Both of these sections should provide good food for thought as you contemplate how to get beyond simple point-and-click interactions.”


Tangible (Hardcover)

Tangible presents graphic-inspired design, objects and orchestrated spaces by exceptional young
creatives that are producing striking visual and spatial work.
The borders between graphic design, illustration, art, interior design, architecture
and craftsmanship are becoming increasingly blurred. More than ever before,
graphic design is being used as the underlying medium together with multiple
practices to manifest creative visions. Following in the footsteps of Hidden Track
(2005) and Tactile (2007), Tangible presents further developments from the work
of young designers and artists who are experimenting with this multidisciplinary
approach and creating outstanding original tangible designs.
These designers from different disciplines are choosing to no longer work exclusively
in two dimensions, instead dealing intensively with space, materials and
physical products. Each chapter in the book features different trends and styles
demonstrating various approaches and solutions to this new area of graphic
design. Graphics morph into spatial sculptures, the intangible is made visual
through handmade craftsmanship, physical experiences, visual environments
and staged spatial installations such as art installations, interiors and architecture

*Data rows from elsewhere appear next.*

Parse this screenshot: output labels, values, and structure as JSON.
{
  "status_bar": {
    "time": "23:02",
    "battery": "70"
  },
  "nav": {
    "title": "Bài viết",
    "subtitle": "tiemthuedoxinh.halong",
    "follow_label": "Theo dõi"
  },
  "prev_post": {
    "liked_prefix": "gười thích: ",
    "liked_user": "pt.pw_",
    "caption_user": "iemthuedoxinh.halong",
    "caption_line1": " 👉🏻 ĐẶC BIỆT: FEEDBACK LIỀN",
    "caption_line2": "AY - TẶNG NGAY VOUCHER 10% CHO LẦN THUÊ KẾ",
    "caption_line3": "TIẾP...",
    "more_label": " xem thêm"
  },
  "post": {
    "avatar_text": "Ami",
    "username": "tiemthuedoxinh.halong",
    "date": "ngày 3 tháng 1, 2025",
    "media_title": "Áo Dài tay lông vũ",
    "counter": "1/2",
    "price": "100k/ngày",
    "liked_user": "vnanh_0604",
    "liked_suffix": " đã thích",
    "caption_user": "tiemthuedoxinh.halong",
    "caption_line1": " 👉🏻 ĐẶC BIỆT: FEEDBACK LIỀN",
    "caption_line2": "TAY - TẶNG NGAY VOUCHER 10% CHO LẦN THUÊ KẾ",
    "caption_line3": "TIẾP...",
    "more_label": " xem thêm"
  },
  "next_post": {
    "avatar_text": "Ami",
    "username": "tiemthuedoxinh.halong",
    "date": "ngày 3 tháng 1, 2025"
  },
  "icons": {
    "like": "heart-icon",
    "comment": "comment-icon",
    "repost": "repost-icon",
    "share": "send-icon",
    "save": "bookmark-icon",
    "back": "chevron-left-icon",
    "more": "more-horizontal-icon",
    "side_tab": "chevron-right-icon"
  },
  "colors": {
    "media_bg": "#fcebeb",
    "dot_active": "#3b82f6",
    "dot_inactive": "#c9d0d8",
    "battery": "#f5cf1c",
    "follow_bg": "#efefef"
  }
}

as well as urban interventions.
The striking visual work in Tangible indicates the rise of graphic-inspired interior
designs as artists, graphic designers, typographers and illustrators transform
their ideas into shops, restaurants, hotels and fair stand designs.”